For those who forgot, suddenly every product (including thosefinished or on the verge of being finished) became a part of the.NET vision, even if they had absolutely no interaction with the.NET technology stack: Windows Server.NET, Exchange.NET,Messenger.NET, SQL Server — all a part of the .NET generation –just as Microsoft declared everything in the generation before apart of the DNA vision (I still hear developers talking about”Microsoft DNA”, not really sure what they’re talking about).
As a developer who was heavily involved with the betas of whatwe call .NET today – a runtime and a framework, and the associatedtools, for building next generation solutions – I really had noidea what .NET was in Microsoft parlance. Just as ActiveX got muddled into a meaningless term, .NET was beinghijacked to basically mean “buy whatever is new or coming outsoon”.
Eventually that insanity stopped, and .NET collapsed down to asortof virtual-machine runtime, a framework, and a set of tools..NET 1.0 was one runtime, one framework, and Visual Studio.NET2002. .NET 1.1 was a new runtime, a new framework, and VisualStudio.NET 2003. .NET 2.0 was a new runtime, an expanded framework,and Visual Studio 2005 (note the dropping of .NET on the naming,given that Visual Studio, as always, also makes non-.NETapplications). There are countless assemblies and extensionlibraries available targeting each of them, and of course I canmake libraries tomorrow that target .NET 1.0, .NET 1.1, or .NET2.0, and it doesn’t magically evolve them into .NET 3.0.
Well it looks likeMicrosoft is at it again. They’ve decided that Vista’stechnology platform, WinFX (which will be partially backported), isso great that it can’t be just a set of assembliesor systems that the .NET runtime interacts with. No, it must be.NET 3.0! So now if you have the .NET 2.0 runtime,the .NET 2.0 Framework, targeting it with Visual Studio 2005, andyou add in the WinFX framework…voila, you have .NET 3.0.
Insanity. Absolute, unbelievable insanity. Perhaps there’s someamazing explanation — for instance that their April Fools projectran a little long, and they just got the output out — but Isuspect it is just more of the same that we saw circa-2000. Someshort-term euphoria over a gonna-be-released-soon project has themscrewing with the terminology yet again.

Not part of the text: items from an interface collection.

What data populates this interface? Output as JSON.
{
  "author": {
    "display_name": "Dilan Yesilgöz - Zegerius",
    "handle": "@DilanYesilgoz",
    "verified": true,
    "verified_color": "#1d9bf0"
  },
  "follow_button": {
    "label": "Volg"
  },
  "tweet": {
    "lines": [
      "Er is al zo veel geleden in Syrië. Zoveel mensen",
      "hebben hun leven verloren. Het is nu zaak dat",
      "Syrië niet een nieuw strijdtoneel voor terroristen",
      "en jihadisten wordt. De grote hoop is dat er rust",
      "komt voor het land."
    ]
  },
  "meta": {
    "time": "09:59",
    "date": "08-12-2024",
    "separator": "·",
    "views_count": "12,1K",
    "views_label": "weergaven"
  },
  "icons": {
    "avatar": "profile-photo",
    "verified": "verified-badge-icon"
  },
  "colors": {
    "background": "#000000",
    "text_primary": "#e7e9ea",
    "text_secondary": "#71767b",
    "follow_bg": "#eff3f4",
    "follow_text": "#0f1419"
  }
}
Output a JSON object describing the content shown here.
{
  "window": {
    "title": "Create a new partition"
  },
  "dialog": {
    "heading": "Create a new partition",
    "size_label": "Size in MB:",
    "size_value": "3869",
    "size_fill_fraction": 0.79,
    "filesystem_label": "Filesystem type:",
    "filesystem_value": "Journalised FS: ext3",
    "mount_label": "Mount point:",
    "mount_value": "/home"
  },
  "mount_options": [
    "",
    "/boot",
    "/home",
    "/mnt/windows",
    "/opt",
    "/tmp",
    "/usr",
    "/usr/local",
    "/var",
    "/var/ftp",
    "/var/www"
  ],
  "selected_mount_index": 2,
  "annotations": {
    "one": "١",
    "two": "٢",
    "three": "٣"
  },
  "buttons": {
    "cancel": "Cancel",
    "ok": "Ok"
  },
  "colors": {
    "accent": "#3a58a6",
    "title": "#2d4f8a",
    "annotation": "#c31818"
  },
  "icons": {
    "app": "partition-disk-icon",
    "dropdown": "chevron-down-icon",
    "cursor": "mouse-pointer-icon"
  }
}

Already the boards are full of “So….does this mean WinFX comeswith LINQ?” (LINQ is one of the technologies promised for the nextreal wave of .NET)